Drive the Triple Aim, simultaneously improving the health of the population, enhancing the experience and outcomes of the patient, and reducing per capita cost of care for the benefit of communities.
The Triple Aim framework serves as the foundation for organizations and communities to successfully navigate the transition from a focus on health care to optimizing health for individuals and populations.
In the Spotlight
How to Fail Forward (Quickly) on the Road to Population Health
Learning from failure is an important part of the quality improvement process. Listen to this WIHI audio broadcast to hear from two communities that are, for the first time, employing improvement methods to deepen their work on a range of community health issues — and the valuable learning they’re gaining from both successes and failures.
Why Does Health Equity Matter
This video explains how health equity relates to the role of health care providers, describes how privilege affects discussions of health equity, and offers advice to students and professionals who are interested in working to reduce disparities between populations.Impacting the Triple Aim by Incorporating Patients’ Knowledge and Experience
In this IHI Blog post, Dr. Warren Wong discusses how people's firsthand experience with medical, mental health, or social issues that impact health and care make them the real experts. Their knowledge and experience is essential for health leaders to acknowledge and incorporate into improvements that can impact the Triple Aim. To learn more about honoring the lived experience of patients and community members, visit the
100 Million Healthier Lives website
Why Should Health Systems Address Social Needs?
This short IHI Open School video tells a powerful story of the impact of home environments on health, describing “the limits of medicine” and challenging health systems to look outside their walls to improve health outcomes for their patients.
How Are Communities Successfully Driving Better Health and Wellbeing?

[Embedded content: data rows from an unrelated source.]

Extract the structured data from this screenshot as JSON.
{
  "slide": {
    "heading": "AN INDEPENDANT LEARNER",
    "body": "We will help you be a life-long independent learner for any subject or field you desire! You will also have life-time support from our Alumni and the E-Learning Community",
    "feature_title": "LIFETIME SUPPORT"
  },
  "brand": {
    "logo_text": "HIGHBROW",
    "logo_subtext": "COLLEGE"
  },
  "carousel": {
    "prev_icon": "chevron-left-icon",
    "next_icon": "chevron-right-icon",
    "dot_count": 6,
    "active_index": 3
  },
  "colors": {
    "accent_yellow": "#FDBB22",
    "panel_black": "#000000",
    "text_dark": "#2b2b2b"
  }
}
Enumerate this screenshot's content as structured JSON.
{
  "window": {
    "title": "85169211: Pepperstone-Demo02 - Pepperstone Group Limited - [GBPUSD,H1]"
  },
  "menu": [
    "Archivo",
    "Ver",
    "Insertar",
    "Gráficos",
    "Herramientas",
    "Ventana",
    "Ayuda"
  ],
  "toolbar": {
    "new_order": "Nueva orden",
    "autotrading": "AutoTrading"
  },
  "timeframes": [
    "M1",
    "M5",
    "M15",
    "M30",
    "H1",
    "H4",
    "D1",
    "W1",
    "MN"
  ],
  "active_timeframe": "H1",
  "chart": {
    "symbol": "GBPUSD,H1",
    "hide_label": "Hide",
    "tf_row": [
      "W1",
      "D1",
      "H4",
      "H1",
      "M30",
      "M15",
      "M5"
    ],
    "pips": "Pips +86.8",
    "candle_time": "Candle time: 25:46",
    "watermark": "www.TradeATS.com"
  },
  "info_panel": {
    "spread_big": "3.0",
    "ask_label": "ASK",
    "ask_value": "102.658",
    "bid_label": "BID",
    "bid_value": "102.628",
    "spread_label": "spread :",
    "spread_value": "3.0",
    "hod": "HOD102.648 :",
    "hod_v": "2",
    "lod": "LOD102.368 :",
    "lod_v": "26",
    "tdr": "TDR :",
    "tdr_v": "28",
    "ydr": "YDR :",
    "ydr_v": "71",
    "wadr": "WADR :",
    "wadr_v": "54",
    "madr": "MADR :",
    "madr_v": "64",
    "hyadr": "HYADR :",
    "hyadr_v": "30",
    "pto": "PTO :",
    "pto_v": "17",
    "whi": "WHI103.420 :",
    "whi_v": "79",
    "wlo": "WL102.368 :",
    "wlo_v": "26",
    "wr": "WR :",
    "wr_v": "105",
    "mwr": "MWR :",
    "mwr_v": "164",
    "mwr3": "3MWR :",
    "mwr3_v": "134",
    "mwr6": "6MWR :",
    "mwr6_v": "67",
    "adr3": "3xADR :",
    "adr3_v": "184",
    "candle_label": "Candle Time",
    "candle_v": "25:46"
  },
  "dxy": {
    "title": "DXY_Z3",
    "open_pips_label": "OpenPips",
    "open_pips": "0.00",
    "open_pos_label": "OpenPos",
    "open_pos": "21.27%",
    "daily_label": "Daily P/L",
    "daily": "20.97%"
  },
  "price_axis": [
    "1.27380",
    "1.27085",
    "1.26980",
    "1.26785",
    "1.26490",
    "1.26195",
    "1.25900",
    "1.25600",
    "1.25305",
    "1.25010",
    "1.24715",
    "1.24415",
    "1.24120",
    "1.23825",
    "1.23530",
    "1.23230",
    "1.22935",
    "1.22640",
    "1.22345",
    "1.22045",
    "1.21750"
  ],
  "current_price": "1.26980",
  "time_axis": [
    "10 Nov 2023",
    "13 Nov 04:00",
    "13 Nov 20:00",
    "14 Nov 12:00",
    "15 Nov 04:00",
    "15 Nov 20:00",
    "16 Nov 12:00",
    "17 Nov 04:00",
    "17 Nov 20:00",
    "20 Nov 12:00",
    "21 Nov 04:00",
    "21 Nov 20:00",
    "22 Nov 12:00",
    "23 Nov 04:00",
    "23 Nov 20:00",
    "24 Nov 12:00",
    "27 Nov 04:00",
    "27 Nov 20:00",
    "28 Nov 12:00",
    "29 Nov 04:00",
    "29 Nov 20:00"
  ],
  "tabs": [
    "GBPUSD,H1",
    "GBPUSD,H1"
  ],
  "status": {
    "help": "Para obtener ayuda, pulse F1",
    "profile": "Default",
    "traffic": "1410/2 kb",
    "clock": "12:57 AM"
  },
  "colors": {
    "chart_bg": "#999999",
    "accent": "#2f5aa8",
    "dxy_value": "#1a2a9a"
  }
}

This blog features the story of Proviso Partners for Health (PP4H) in Illinois that is calling on hundreds of youth and community members to become active agents of community transformation. The PP4H team helped the community form three social enterprise businesses and combined leadership development with healthy eating and job creation.